Output all of the entries beneath, exactly as written.
■ ■ ■ ■ ■ ■ ■
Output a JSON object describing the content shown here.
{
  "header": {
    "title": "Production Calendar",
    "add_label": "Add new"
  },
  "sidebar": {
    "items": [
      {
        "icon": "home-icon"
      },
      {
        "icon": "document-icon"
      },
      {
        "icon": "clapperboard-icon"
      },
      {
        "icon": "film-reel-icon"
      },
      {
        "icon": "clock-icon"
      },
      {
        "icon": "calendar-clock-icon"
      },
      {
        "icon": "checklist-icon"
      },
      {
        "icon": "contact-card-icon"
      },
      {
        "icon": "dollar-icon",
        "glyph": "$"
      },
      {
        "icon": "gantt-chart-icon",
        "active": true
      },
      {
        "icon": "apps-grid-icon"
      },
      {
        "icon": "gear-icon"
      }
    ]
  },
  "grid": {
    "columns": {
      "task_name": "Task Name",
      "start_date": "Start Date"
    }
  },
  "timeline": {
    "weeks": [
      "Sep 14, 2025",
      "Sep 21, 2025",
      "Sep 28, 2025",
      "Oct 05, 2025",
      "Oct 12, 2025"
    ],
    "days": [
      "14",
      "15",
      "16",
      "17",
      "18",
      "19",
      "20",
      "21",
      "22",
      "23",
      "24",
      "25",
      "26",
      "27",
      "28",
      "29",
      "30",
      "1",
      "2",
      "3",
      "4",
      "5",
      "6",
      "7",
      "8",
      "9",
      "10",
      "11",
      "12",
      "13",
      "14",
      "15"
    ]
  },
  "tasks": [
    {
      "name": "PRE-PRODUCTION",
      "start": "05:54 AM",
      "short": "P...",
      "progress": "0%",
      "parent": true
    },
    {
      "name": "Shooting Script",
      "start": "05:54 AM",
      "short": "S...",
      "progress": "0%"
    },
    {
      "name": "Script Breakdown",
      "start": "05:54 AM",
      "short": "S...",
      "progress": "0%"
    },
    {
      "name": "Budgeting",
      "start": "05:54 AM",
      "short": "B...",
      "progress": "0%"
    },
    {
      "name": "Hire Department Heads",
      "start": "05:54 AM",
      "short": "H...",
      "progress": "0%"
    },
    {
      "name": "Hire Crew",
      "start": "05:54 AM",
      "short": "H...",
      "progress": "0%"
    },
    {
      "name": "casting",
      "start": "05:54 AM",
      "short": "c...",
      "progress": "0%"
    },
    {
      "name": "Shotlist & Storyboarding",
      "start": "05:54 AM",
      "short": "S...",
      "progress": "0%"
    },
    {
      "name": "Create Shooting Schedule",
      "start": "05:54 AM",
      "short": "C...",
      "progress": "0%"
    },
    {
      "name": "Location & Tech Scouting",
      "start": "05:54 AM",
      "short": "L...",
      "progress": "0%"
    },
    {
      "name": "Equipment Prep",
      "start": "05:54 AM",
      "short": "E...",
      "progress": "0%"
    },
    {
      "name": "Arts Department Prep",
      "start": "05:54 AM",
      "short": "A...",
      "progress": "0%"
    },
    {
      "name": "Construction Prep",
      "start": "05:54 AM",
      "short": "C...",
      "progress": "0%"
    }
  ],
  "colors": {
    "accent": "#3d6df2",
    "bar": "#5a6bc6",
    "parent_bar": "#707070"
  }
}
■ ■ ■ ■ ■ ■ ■
▸ **RESPONSE AREA**
Output a JSON object describing the content shown here.
{
  "header": {
    "title": "Production Calendar",
    "add_label": "Add new"
  },
  "sidebar": {
    "items": [
      {
        "icon": "home-icon"
      },
      {
        "icon": "document-icon"
      },
      {
        "icon": "clapperboard-icon"
      },
      {
        "icon": "film-reel-icon"
      },
      {
        "icon": "clock-icon"
      },
      {
        "icon": "calendar-clock-icon"
      },
      {
        "icon": "checklist-icon"
      },
      {
        "icon": "contact-card-icon"
      },
      {
        "icon": "dollar-icon",
        "glyph": "$"
      },
      {
        "icon": "gantt-chart-icon",
        "active": true
      },
      {
        "icon": "apps-grid-icon"
      },
      {
        "icon": "gear-icon"
      }
    ]
  },
  "grid": {
    "columns": {
      "task_name": "Task Name",
      "start_date": "Start Date"
    }
  },
  "timeline": {
    "weeks": [
      "Sep 14, 2025",
      "Sep 21, 2025",
      "Sep 28, 2025",
      "Oct 05, 2025",
      "Oct 12, 2025"
    ],
    "days": [
      "14",
      "15",
      "16",
      "17",
      "18",
      "19",
      "20",
      "21",
      "22",
      "23",
      "24",
      "25",
      "26",
      "27",
      "28",
      "29",
      "30",
      "1",
      "2",
      "3",
      "4",
      "5",
      "6",
      "7",
      "8",
      "9",
      "10",
      "11",
      "12",
      "13",
      "14",
      "15"
    ]
  },
  "tasks": [
    {
      "name": "PRE-PRODUCTION",
      "start": "05:54 AM",
      "short": "P...",
      "progress": "0%",
      "parent": true
    },
    {
      "name": "Shooting Script",
      "start": "05:54 AM",
      "short": "S...",
      "progress": "0%"
    },
    {
      "name": "Script Breakdown",
      "start": "05:54 AM",
      "short": "S...",
      "progress": "0%"
    },
    {
      "name": "Budgeting",
      "start": "05:54 AM",
      "short": "B...",
      "progress": "0%"
    },
    {
      "name": "Hire Department Heads",
      "start": "05:54 AM",
      "short": "H...",
      "progress": "0%"
    },
    {
      "name": "Hire Crew",
      "start": "05:54 AM",
      "short": "H...",
      "progress": "0%"
    },
    {
      "name": "casting",
      "start": "05:54 AM",
      "short": "c...",
      "progress": "0%"
    },
    {
      "name": "Shotlist & Storyboarding",
      "start": "05:54 AM",
      "short": "S...",
      "progress": "0%"
    },
    {
      "name": "Create Shooting Schedule",
      "start": "05:54 AM",
      "short": "C...",
      "progress": "0%"
    },
    {
      "name": "Location & Tech Scouting",
      "start": "05:54 AM",
      "short": "L...",
      "progress": "0%"
    },
    {
      "name": "Equipment Prep",
      "start": "05:54 AM",
      "short": "E...",
      "progress": "0%"
    },
    {
      "name": "Arts Department Prep",
      "start": "05:54 AM",
      "short": "A...",
      "progress": "0%"
    },
    {
      "name": "Construction Prep",
      "start": "05:54 AM",
      "short": "C...",
      "progress": "0%"
    }
  ],
  "colors": {
    "accent": "#3d6df2",
    "bar": "#5a6bc6",
    "parent_bar": "#707070"
  }
}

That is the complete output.